In Nebraska, fishing without a license is generally not allowed.
The fisheries division requires individuals aged 16 and older to have a valid fishing license to fish in the state’s public waters.
There are a few exceptions to this rule, such as free fishing days, during which residents and developmentally disabled residents can fish without a license.
However, these free fishing days are typically limited to specific dates, and all other fishing regulations still apply.
It’s important to be aware of and comply with Nebraska’s fishing regulations, including the requirements for fishing licenses, to avoid potential fines or penalties.
If you are uncertain about the fishing rules and licensing requirements, it’s advisable to check with the Nebraska Game and Parks Commission or visit their official website for the most current information.
Additionally, fishing license fees can change, so it’s essential to stay updated on any changes in pricing or regulations.
What is the bag limit for fish in Nebraska?
The bag limit for fish in Nebraska can vary depending on the species of fish, the location where you are fishing laws, and other factors.

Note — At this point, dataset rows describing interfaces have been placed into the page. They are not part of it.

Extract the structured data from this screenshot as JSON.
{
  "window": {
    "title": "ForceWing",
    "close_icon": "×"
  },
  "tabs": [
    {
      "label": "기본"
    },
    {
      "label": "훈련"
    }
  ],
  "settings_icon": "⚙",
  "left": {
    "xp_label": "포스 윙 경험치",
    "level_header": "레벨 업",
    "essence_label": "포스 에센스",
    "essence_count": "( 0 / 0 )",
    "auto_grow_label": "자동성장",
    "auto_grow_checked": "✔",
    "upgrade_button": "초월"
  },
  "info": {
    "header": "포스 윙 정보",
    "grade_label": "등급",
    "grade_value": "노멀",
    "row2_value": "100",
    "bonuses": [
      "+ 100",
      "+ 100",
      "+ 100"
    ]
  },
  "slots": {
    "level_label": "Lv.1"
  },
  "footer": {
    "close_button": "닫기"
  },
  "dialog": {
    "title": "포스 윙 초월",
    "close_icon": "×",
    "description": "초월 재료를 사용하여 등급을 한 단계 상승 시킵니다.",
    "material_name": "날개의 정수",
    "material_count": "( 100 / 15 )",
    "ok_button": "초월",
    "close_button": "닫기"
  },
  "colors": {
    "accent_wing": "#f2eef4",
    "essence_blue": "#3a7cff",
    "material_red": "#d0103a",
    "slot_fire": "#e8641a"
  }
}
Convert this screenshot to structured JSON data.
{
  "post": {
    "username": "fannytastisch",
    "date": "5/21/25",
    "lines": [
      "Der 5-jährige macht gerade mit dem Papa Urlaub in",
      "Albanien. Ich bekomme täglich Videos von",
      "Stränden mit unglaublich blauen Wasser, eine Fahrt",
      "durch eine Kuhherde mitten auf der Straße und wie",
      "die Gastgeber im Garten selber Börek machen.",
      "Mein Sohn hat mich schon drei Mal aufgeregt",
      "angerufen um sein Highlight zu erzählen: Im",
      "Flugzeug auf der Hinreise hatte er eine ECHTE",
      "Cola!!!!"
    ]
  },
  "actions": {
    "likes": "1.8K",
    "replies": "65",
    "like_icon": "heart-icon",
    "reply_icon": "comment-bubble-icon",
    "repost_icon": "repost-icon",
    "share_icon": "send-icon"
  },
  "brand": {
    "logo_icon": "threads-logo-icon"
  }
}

Bag limits are set by the Nebraska Game and Parks Commission to help manage fish populations and conserve the state’s aquatic habitat stamp resources.
Here are some general guidelines for bag limits in Nebraska:
The bag limit for trout in most waters is typically four fish per day. However, there may be exceptions, so it’s important to check the specific regulations for the water body you plan to fish.
For game fish such as bass, catfish, and walleye, the bag limits vary by species and location.
In many cases, there are no statewide bag limits, but there may be specific regulations for individual waters.
For instance, some lakes may have a slot limit, which allows anglers to keep fish within a certain size range.
There are generally no statewide bag limits for non-game fish like sunfish and bullheads, but again, specific waters may have their regulations.
Anglers must consult the current preserve Nebraska fish provided by the Nebraska Game and Parks Commission for the most up-to-date and specific bag limit information.
Bag limits can change, and different waters may have their own unique rules to ensure the sustainable management of fish populations.
Violating bag limits can result in fines and penalties, so it’s important to be well-informed and follow the regulations for the location where you are fishing.
How much is the fine for fishing without a license in Nebraska?
$100 for failure to hold a valid fishing permit.
What is an educational fishing project permit?
An educational fishing project permit is a special permit issued to educational institutions or organizations to conduct educational activities related to fishing.
This permit allows institutions to conduct educational activities, including fishing excursions and practical lessons about fishing and the environment.
The permit is issued by the competent authorities and usually requires compliance with fishing and environmental regulations and standards to ensure the safety and educational value of the project.
Before heading out to enjoy a day of fishing in Nebraska, it’s crucial to understand the fishing license requirements and associated costs.
The type of license you need and its price will depend on factors like your residency status, age, and the duration for which you want to fish.
Stay informed about any changes in licensing fees, as they may be updated periodically by the Nebraska Game and Parks Commission.
Ensuring you have the right fishing license is not only a legal requirement but also contributes to the conservation and management of the state’s aquatic habitat stamp resources.